Oh, come on, Ronay. I mean, just come on.

Beleageured means besieged. So what Ronay is trying to say is that one could describe the Dijon goal as ‘besieged’, but this would assume, incorrectly, it was ever actually sieged in the first place.


Well, I pretend incomprehension, but I can see what Ronay was trying to do. He actually meant that the Dijon goal was besieged (by Paris St Germain) at a particular point in the game but that it had never not been besieged. And he assumed that be- was a negative prefix, like de- or -un – in which case leaguered would mean unbeleaguered.

He was wrong about that because be- is not a negative prefix. So the wordplay falls on its face. But observe how laborious is the task of decoding and explaining Ronay’s convoluted attempt at wit He’s just making life difficult for his readers. Ronay is one of those journalists (Matthew Norman and Hugo Rifkind also spring to mind) who like to advertise how clever they are in everything they write. But this is wearisome to read. Please, keep it simple, chaps. Try to focus the reader’s attention on the subject you are writing about, rather than your own brilliance.

Lead on Macduff

Last night I went to see Darkest Hour – an excellent film, with magnificent cinematography and a superb performance from Gary Oldman, if just a little hokey in parts. But there was one line of dialogue from Churchill that irritated me. As he’s following someone out of a room he says ‘Lead on, Macduff!’

Lead on Macduff. This facetious expression is a common misquotation from Macbeth. Macbeth would never ask Macduff to lead on. He and Macduff are sworn enemies. What Macbeth actually says is ‘Lay on Macduff – and damned be him who first cries “Hold, enough!”’ In other words, ‘Bring it on Macduff – let’s fight to the death!’
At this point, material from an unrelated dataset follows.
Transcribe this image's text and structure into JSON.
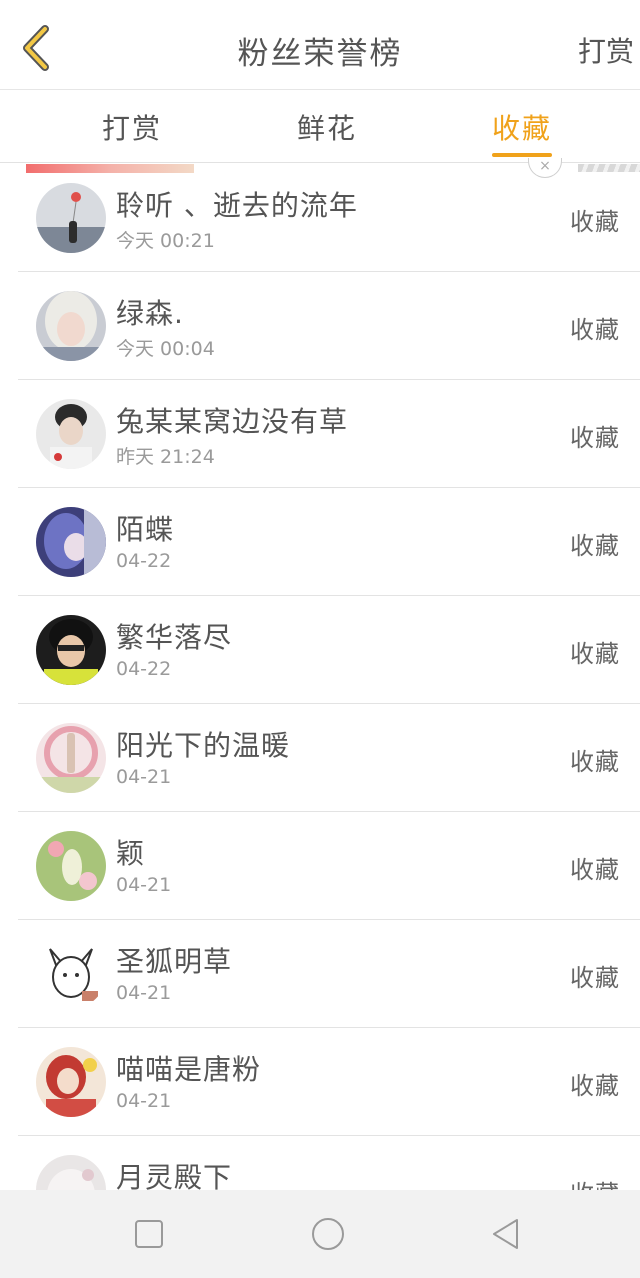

Churchill loved Shakespeare and frequently quoted from his plays. According to Richard Langworth, in fact, Churchill in his speeches and writings quoted from or alluded to no fewer than sixteen of Shakespeare’s plays – including Macbeth. (See

There is simply no way Churchill would have perpetrated that fatuous misquotation. It marred the verisimilitude of the film for me. (So did that scene on the underground, of course.)